if I were you, I would also quit the company. My instincts have never failed me and if I feel something is not right, I don't do it (BUT it took me a lot of time to learn this, I was always trying to fix the situation at any cost, even though it wasn't good for me...)
Something ends, but something new also starts... Good luck to you, surely you'll be great!
Thank you @Hana Kučerová! I know what you mean by fixing the situations at any cost, and it's such a relief when you finally reach the point of trusting your gut feeling :) It never lets you down.
Good luck with all your initiatives too!
I have no answer to your question but I really like how you describe your team as a "second family". We're spending so much time together so supporting each other should be one of the core conditions in the work environment.
Hi @Teodora _Old Street Solutions_ ,
So I'm wondering - is it possible to preserve yourself in such an environment, without sacrificing much of your energy, motivation, and even desire to work?
It depends on what kind of person are you and how good you are on blocking out stuff like this. I believe that your tolerance was not that much high, which is absolutely understandable and acceptable. I would be in the same situation as well and I would also consume huge tons of my energy. In a matter of fact, I've been in that situation in my previous job, which I happened to love.
However, some things happened, and every day, little by little, my lust of staying in the some company with the same people simply vanished. I was consuming all my energy both while working, and when I wasn't working for them toxic people.
I quit my job as well and found a new one with better people.

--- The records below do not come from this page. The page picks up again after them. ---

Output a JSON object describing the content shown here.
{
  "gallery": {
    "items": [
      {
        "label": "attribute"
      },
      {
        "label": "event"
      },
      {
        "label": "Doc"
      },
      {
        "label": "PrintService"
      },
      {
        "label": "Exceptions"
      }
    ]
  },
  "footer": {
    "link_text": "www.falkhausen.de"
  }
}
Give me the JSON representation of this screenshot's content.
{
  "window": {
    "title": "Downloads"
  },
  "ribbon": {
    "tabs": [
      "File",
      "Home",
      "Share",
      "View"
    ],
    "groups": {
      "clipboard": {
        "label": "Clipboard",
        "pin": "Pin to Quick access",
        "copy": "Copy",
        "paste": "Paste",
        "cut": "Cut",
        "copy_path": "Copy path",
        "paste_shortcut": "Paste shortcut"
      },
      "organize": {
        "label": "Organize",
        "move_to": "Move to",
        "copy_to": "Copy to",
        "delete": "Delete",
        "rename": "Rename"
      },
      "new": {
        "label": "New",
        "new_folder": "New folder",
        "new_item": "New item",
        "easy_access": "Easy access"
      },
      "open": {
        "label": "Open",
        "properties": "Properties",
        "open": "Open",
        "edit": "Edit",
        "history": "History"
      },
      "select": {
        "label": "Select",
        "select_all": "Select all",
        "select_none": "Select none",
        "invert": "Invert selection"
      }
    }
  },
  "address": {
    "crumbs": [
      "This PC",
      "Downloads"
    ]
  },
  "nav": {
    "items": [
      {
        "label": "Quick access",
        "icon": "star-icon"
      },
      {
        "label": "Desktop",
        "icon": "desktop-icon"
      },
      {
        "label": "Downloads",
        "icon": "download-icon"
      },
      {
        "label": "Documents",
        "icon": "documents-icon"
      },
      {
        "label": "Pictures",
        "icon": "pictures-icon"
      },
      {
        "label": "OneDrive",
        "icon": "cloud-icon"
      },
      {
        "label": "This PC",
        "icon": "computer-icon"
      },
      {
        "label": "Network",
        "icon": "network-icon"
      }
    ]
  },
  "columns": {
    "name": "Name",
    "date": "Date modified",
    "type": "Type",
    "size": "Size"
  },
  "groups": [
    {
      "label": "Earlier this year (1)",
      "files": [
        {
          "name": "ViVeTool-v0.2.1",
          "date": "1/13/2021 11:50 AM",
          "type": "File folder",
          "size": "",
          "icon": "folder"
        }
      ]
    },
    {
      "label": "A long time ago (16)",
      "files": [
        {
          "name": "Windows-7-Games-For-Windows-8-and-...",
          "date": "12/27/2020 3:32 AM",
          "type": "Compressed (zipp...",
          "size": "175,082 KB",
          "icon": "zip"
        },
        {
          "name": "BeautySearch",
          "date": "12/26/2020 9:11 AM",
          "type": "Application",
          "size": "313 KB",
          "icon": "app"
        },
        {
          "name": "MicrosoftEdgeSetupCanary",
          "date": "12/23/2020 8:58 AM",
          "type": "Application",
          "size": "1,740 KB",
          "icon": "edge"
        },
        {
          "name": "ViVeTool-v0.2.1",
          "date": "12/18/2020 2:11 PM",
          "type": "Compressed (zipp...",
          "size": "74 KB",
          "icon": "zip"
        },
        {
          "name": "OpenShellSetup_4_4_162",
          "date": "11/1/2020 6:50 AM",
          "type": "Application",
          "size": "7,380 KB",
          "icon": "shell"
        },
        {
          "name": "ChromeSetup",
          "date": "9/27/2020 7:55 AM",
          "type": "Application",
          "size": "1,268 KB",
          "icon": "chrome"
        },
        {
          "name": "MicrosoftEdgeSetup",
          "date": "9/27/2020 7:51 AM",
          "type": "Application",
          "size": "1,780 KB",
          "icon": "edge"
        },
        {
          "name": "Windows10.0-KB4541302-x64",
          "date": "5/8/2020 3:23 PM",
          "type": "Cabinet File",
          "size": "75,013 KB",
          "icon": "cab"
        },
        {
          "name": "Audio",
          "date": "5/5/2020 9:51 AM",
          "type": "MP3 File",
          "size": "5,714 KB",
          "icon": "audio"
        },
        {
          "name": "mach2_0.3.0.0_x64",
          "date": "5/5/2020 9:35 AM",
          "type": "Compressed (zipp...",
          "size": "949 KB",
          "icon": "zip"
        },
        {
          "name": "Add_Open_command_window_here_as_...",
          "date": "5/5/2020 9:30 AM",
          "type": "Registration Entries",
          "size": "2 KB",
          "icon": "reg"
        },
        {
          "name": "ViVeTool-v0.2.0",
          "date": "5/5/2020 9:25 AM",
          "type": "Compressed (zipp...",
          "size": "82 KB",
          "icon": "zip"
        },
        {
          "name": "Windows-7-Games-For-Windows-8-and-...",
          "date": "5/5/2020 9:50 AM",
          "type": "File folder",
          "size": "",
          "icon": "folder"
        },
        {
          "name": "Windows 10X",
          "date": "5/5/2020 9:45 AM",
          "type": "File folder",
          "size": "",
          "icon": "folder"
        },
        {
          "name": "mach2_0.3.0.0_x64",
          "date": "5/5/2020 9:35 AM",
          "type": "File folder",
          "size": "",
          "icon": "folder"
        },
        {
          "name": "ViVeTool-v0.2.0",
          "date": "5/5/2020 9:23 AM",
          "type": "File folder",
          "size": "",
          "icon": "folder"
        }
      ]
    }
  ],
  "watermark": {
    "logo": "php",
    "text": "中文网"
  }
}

I feel you and I sympathize you! There is no right or wrong. Just do as you feel.
Thanks for sharing @Alex Koxaras _Relational_! It's true how we actually start losing taste to a job we love when we are battling for it every day.
I'm glad to hear you found a better place! The world is full of opportunities and we should enjoy them :)
@Teodora _Old Street Solutions_ , sorry to hear about your hard experience.
I was recently in a conversation where someone observed that very large companies tend to have the "corporate ladder" mindset, where people compete rather than cooperate. The observation was that helping others could cause them to get promoted, instead of you, so people fend for themselves in that type of environment.
I'm curious about your impression of that thought. Does company size have an impact on the tendency to push ladder-climbers?
That's a very interesting point, @Daniel Eads
Looking from one side, maybe you need a bigger company to have that corp ladder more visible and more desirable. If you are a 10-30 person company, you probably have properly distributed roles, and the "start-up" vibe, where everyone is working closely, being supportive, and equally important.
But looked from another perspective, I think it's all about mindset. If the company leaders are focused only on growth and scale while neglecting the overall team health, people will start falling into a trap. If the only way to feel appreciated is by climbing the ladder, you have no other choice than to embrace the wrong approach (or make the harder decision and change the environment).
I'm always trying to lead by example and sometimes I'm very hard on people who don't. Good teams need good leaders and good examples, no matter 5, 500, or 5000. :)
@Teodora _Old Street Solutions_ thanks for sharing - I think you took the right decision to let your heart and wellbeing decide. Focus on what feels good for you.
There will always be some people with huge ellbows and corporate ladder climbers...
I am sure you find what you need to feel good! Sounds like it would be awesome to have you as teammate / boss. :-)
Thank you @nina_schmidt! 💙
I'm grateful for the Dream Team I already have here in the Atlassian Community, and looking forward to new adventures :)
Honestly @Teodora _Old Street Solutions_ I would have done the same. QUIT!!!!
I hate so much going through job search(fixing the resume, interviews, negotiations,.....) but if I feel the team culture shifted totally then it is time to move on.
Sorry I couldn't provide a better way to handle it but that's how I will handle the situation.
Thanks for sharing, @Fadoua!
The better way doesn't always look like the "happiest" one. Few months later, I still feel good about my decision. :)